The water was full of iron and very orange

The water was full of iron and very orange

Squeezing juice out of sugar cane.  The juice was literally sugar in a cup.

Squeezing juice out of sugar cane. The juice was literally sugar in a cup.

Hens and chicks (for Dad)

Hens and chicks (for Dad)

Red dirt

Red dirt

The galera at Rio Mucugezinho

The galera at Rio Mucugezinho

More iron water

More iron water

Poço do Diabo

Poço do Diabo

The cachoiera (waterfall) at Poço do Diabo.  I had fun watching people land in the water at the end of the zip line.

The cachoiera (waterfall) at Poço do Diabo. I had fun watching people land in the water at the end of the zip line.

A cahoiera

A cahoiera

A pretty blue libélula

A pretty blue libélula

The middle child standing exactly in the middle of Bahia!

The middle child standing exactly in the middle of Bahia!

cheesing

cheesing

About to hike Morro do Pai Inácio

About to hike Morro do Pai Inácio

Climbing Morro do Pai Inácio

Climbing Morro do Pai Inácio

The galera reppin Brasil on top of Morro do Pai Inácio

The galera reppin Brasil on top of Morro do Pai Inácio

Views from top of Morro do Pai Inácio

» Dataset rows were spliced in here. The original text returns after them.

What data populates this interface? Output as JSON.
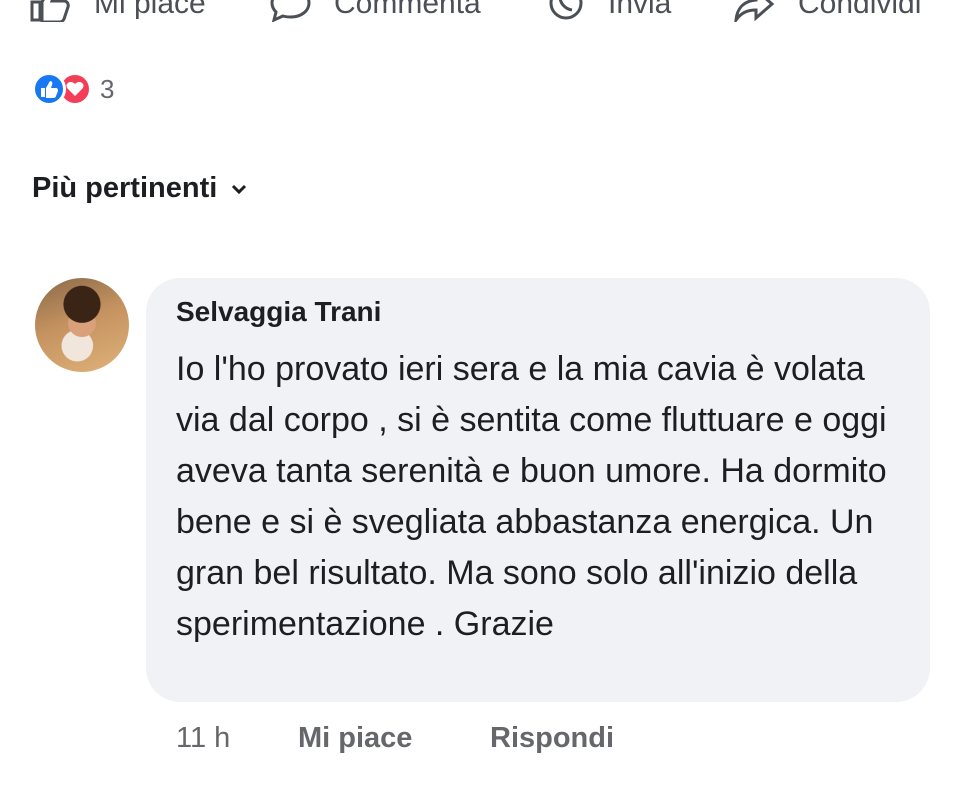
{
  "actions": {
    "like": {
      "label": "Mi piace",
      "icon": "thumbs-up-icon"
    },
    "comment": {
      "label": "Commenta",
      "icon": "comment-icon"
    },
    "send": {
      "label": "Invia",
      "icon": "whatsapp-icon"
    },
    "share": {
      "label": "Condividi",
      "icon": "share-icon"
    }
  },
  "reactions": {
    "count": "3",
    "types": [
      "like",
      "love"
    ]
  },
  "sort": {
    "label": "Più pertinenti",
    "icon": "chevron-down-icon"
  },
  "comment": {
    "author": "Selvaggia Trani",
    "text": "Io l'ho provato ieri sera e la mia cavia è volata via dal corpo , si è sentita come fluttuare e oggi aveva tanta serenità e buon umore. Ha dormito bene e si è svegliata abbastanza energica. Un gran bel risultato. Ma sono solo all'inizio della sperimentazione . Grazie",
    "time": "11 h",
    "like_label": "Mi piace",
    "reply_label": "Rispondi"
  },
  "colors": {
    "like_blue": "#1877f2",
    "love_red": "#f33e58",
    "bubble_bg": "#f0f2f5",
    "meta_gray": "#65676b"
  }
}
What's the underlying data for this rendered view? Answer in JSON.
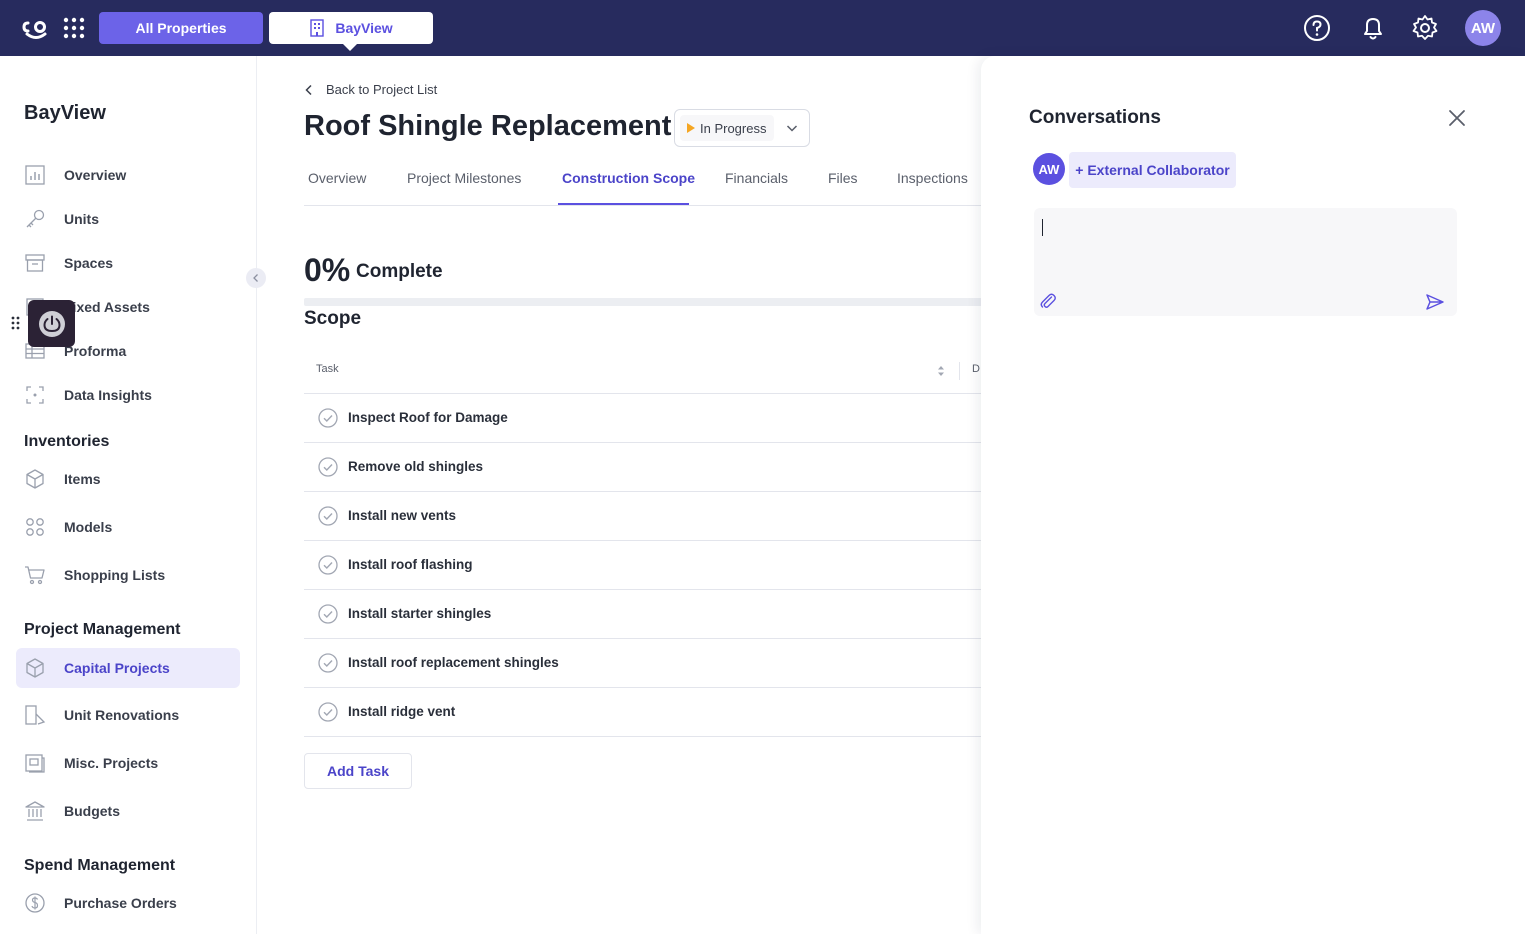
{
  "topbar": {
    "all_properties": "All Properties",
    "property": "BayView",
    "avatar": "AW",
    "colors": {
      "bg": "#272b5e",
      "accent": "#6c63e8"
    },
    "icons": [
      "logo-icon",
      "apps-grid-icon",
      "building-icon",
      "help-icon",
      "bell-icon",
      "gear-icon"
    ]
  },
  "sidebar": {
    "title": "BayView",
    "items_main": [
      {
        "label": "Overview",
        "icon": "chart-icon"
      },
      {
        "label": "Units",
        "icon": "key-icon"
      },
      {
        "label": "Spaces",
        "icon": "box-icon"
      },
      {
        "label": "Fixed Assets",
        "icon": "asset-icon"
      },
      {
        "label": "Proforma",
        "icon": "table-icon"
      },
      {
        "label": "Data Insights",
        "icon": "insights-icon"
      }
    ],
    "inventories": {
      "title": "Inventories",
      "items": [
        {
          "label": "Items",
          "icon": "cube-icon"
        },
        {
          "label": "Models",
          "icon": "grid-icon"
        },
        {
          "label": "Shopping Lists",
          "icon": "cart-icon"
        }
      ]
    },
    "project_management": {
      "title": "Project Management",
      "items": [
        {
          "label": "Capital Projects",
          "icon": "cube-icon",
          "active": true
        },
        {
          "label": "Unit Renovations",
          "icon": "renovation-icon"
        },
        {
          "label": "Misc. Projects",
          "icon": "misc-icon"
        },
        {
          "label": "Budgets",
          "icon": "bank-icon"
        }
      ]
    },
    "spend_management": {
      "title": "Spend Management",
      "items": [
        {
          "label": "Purchase Orders",
          "icon": "dollar-icon"
        }
      ]
    }
  },
  "main": {
    "back_link": "Back to Project List",
    "title": "Roof Shingle Replacement",
    "status": "In Progress",
    "tabs": [
      {
        "label": "Overview"
      },
      {
        "label": "Project Milestones"
      },
      {
        "label": "Construction Scope",
        "active": true
      },
      {
        "label": "Financials"
      },
      {
        "label": "Files"
      },
      {
        "label": "Inspections"
      }
    ],
    "progress": {
      "percent_label": "0%",
      "label": "Complete",
      "value": 0
    },
    "scope": {
      "title": "Scope",
      "columns": [
        "Task",
        "D"
      ],
      "tasks": [
        "Inspect Roof for Damage",
        "Remove old shingles",
        "Install new vents",
        "Install roof flashing",
        "Install starter shingles",
        "Install roof replacement shingles",
        "Install ridge vent"
      ]
    },
    "add_task": "Add Task"
  },
  "conversations": {
    "title": "Conversations",
    "avatar": "AW",
    "external_collaborator": "+ External Collaborator",
    "composer_value": ""
  }
}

Views from top of Morro do Pai Inácio

More views

More views

Being still

Being still

Gruta Azul: The water in this cave is actually clear, but appears turquoise when the light hits it during a narrow sliver of the afternoon, reacting with the calcium in the sand

Gruta Azul: The water in this cave is actually clear, but appears turquoise when the light hits it during a narrow sliver of the afternoon, reacting with the calcium in the sand

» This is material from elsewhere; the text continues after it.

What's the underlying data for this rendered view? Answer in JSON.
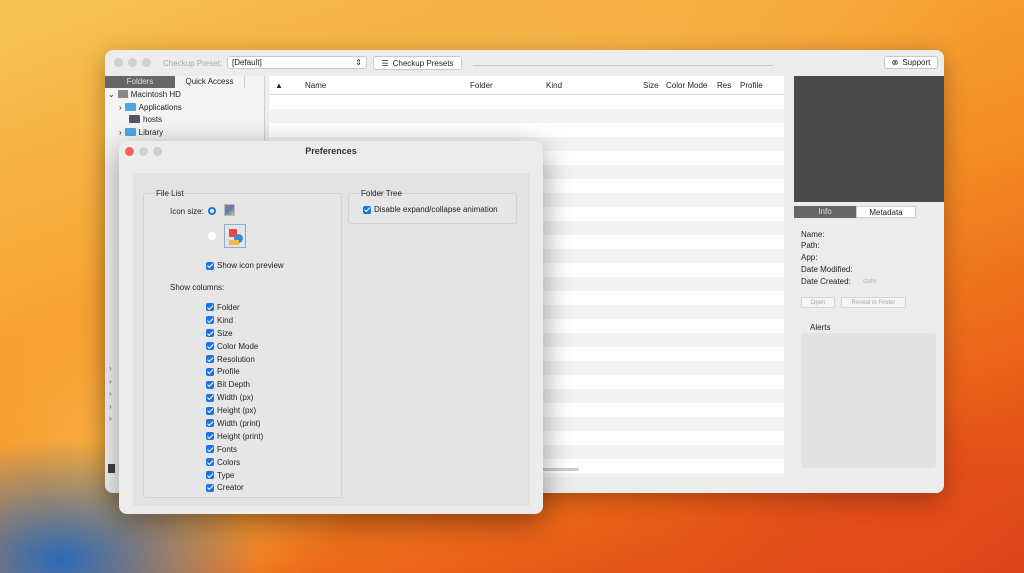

Some vacas

Some vacas

The mouth of the cave "Gruta da Fumaça"

The mouth of the cave “Gruta da Fumaça”

The cave was huge, filled with stalactites and stalagmites

The cave was huge, filled with stalactites and stalagmites

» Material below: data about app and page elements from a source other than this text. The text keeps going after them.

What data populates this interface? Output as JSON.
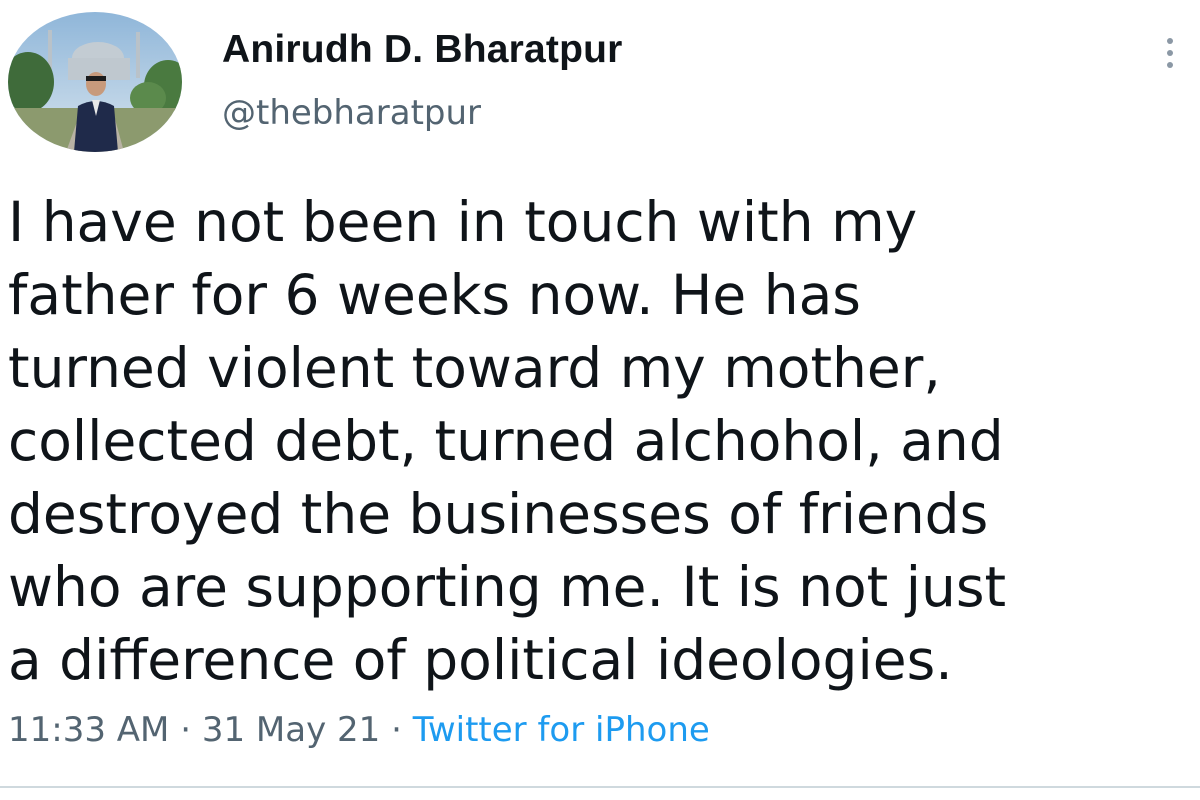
{
  "author": {
    "display_name": "Anirudh D. Bharatpur",
    "handle": "@thebharatpur",
    "avatar_icon": "profile-photo-avatar"
  },
  "tweet": {
    "text_lines": [
      "I have not been in touch with my",
      "father for 6 weeks now. He has",
      "turned violent toward my mother,",
      "collected debt, turned alchohol, and",
      "destroyed the businesses of friends",
      "who are supporting me. It is not just",
      "a difference of political ideologies."
    ]
  },
  "meta": {
    "time": "11:33 AM",
    "separator": "·",
    "date": "31 May 21",
    "source": "Twitter for iPhone"
  },
  "icons": {
    "more": "more-vertical-icon"
  },
  "colors": {
    "text": "#0f1419",
    "secondary": "#536471",
    "link": "#1d9bf0",
    "background": "#ffffff"
  }
}
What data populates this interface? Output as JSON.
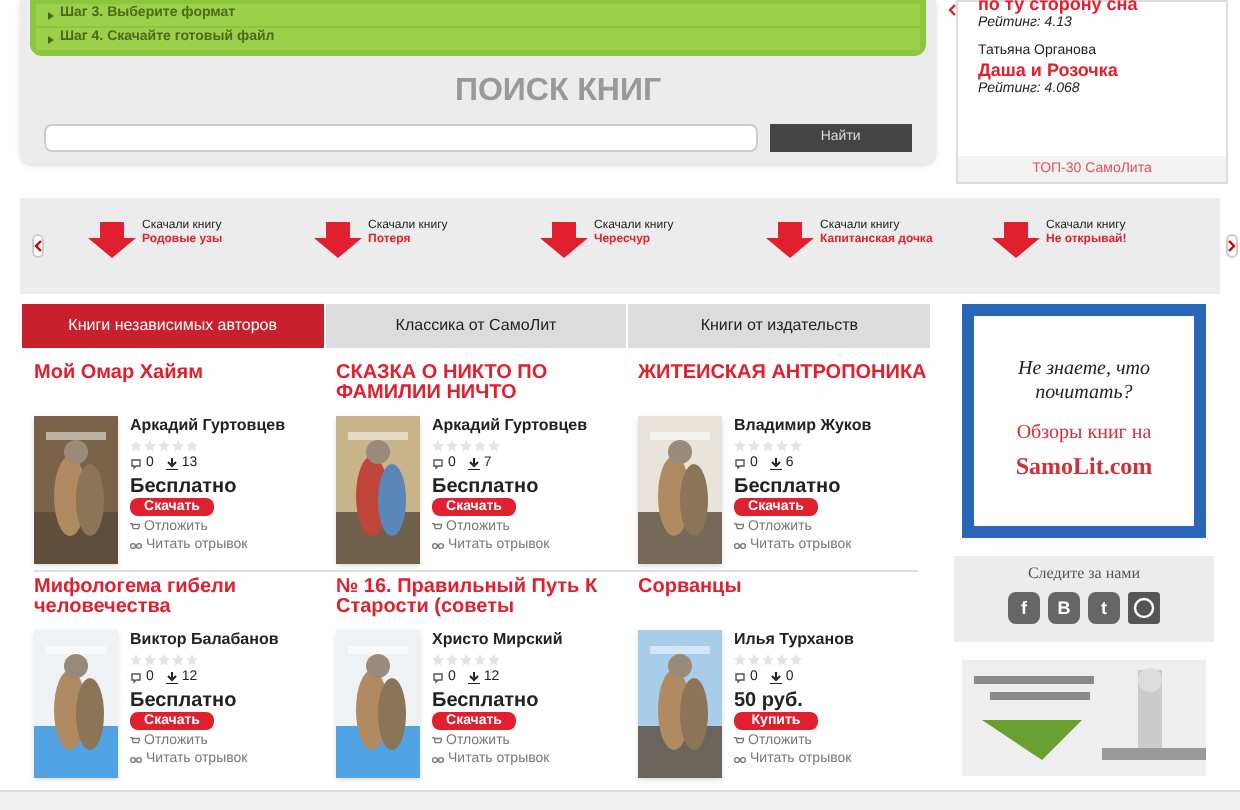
{
  "steps": [
    "Шаг 3. Выберите формат",
    "Шаг 4. Скачайте готовый файл"
  ],
  "search": {
    "title": "ПОИСК КНИГ",
    "button": "Найти"
  },
  "top": {
    "items": [
      {
        "title": "по ту сторону сна",
        "rating": "Рейтинг: 4.13"
      },
      {
        "author": "Татьяна Органова",
        "title": "Даша и Розочка",
        "rating": "Рейтинг: 4.068"
      }
    ],
    "footer": "ТОП-30 СамоЛита"
  },
  "downloads": [
    {
      "label": "Скачали книгу",
      "title": "Родовые узы"
    },
    {
      "label": "Скачали книгу",
      "title": "Потеря"
    },
    {
      "label": "Скачали книгу",
      "title": "Чересчур"
    },
    {
      "label": "Скачали книгу",
      "title": "Капитанская дочка"
    },
    {
      "label": "Скачали книгу",
      "title": "Не открывай!"
    }
  ],
  "tabs": [
    {
      "label": "Книги независимых авторов",
      "selected": true
    },
    {
      "label": "Классика от СамоЛит",
      "selected": false
    },
    {
      "label": "Книги от издательств",
      "selected": false
    }
  ],
  "books": [
    {
      "title": "Мой Омар Хайям",
      "author": "Аркадий Гуртовцев",
      "stars": 0,
      "comments": "0",
      "downloads": "13",
      "price": "Бесплатно",
      "button": "Скачать",
      "defer": "Отложить",
      "read": "Читать отрывок"
    },
    {
      "title": "СКАЗКА О НИКТО ПО ФАМИЛИИ НИЧТО",
      "author": "Аркадий Гуртовцев",
      "stars": 0,
      "comments": "0",
      "downloads": "7",
      "price": "Бесплатно",
      "button": "Скачать",
      "defer": "Отложить",
      "read": "Читать отрывок"
    },
    {
      "title": "ЖИТЕИСКАЯ АНТРОПОНИКА",
      "author": "Владимир Жуков",
      "stars": 0,
      "comments": "0",
      "downloads": "6",
      "price": "Бесплатно",
      "button": "Скачать",
      "defer": "Отложить",
      "read": "Читать отрывок"
    },
    {
      "title": "Мифологема гибели человечества",
      "author": "Виктор Балабанов",
      "stars": 0,
      "comments": "0",
      "downloads": "12",
      "price": "Бесплатно",
      "button": "Скачать",
      "defer": "Отложить",
      "read": "Читать отрывок"
    },
    {
      "title": "№ 16. Правильный Путь К Старости (советы",
      "author": "Христо Мирский",
      "stars": 0,
      "comments": "0",
      "downloads": "12",
      "price": "Бесплатно",
      "button": "Скачать",
      "defer": "Отложить",
      "read": "Читать отрывок"
    },
    {
      "title": "Сорванцы",
      "author": "Илья Турханов",
      "stars": 0,
      "comments": "0",
      "downloads": "0",
      "price": "50 руб.",
      "button": "Купить",
      "defer": "Отложить",
      "read": "Читать отрывок"
    }
  ],
  "promo": {
    "question": "Не знаете, что почитать?",
    "offer": "Обзоры книг на",
    "site": "SamoLit.com"
  },
  "social": {
    "title": "Следите за нами",
    "icons": [
      "f",
      "B",
      "t"
    ]
  }
}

The cieling

The cieling

I think the funniest part was hearing the guide pronounce "stalacteechees" and "stalagmeechees" in Portuguese

I think the funniest part was hearing the guide pronounce “stalacteechees” and “stalagmeechees” in Portuguese

Formations

Formations

Lydia, the cave dweller

Lydia, the cave dweller

Four brave adventurers in a jeep, ready to hike to Cachoeira da Fumaça!

Four brave adventurers in a jeep, ready to hike to Cachoeira da Fumaça!

View of the valley and the town we hiked from

View of the valley and the town we hiked from

Views from the hike

Views from the hike

The canyon of Cahoiera da Fumaça

The canyon of Cahoiera da Fumaça

You can't see me trembling, but the guide's hand on my ankle was all the security I had

You can’t see me trembling, but the guide’s hand on my ankle was all the security I had

Cachoiera da Fumaça, the highest waterfall in Brasil

Cachoiera da Fumaça, the highest waterfall in Brasil

Overlooking the canyon

Overlooking the canyon

A little lagarto that I found

A little lagarto that I found

The waterfall is so high up, that the water evaporates on the way down the canyon

The waterfall is so high up, that the water evaporates on the way down the canyon

Views on the way back down

Views on the way back down

The rocky plateaus that give Chapada its name

The rocky plateaus that give Chapada its name

After surviving the 6-hour hike, where we literally bounded like mountain goats up the rocks of a dry riverbed, we went to a natural pool to cool down.

After surviving the 6-hour hike, where we literally bounded like mountain goats up the rocks of a dry riverbed, we went to a natural pool to cool down.

The coldest pool in which I've ever swam, high in the mountains of Brasil

The coldest pool in which I’ve ever swam, high in the mountains of Brasil

Showering in the waterfall

Showering in the waterfall

This place was my favorite from the whole trip

This place was my favorite from the whole trip

Infinity pool...

Infinity pool…

Chapada Diamantina completely changed my concept of Brasil’s topography, with was previously composed entirely of stereotypical images of beaches and rainforest.  These rocky mountainsides, lonely plateaus, and the dry landscape (think Arizona in the tropics) interspersed with glorious waterfalls splashing into natural pools forever opened up my mind to the vast diversity that is Brasil.  Now I am back living in the salt-water, sea-side city of Salvador, but I definitely want to return one day to the agua doce (fresh water) pools and waterfalls that are the true diamonds of Chapada Diamantina.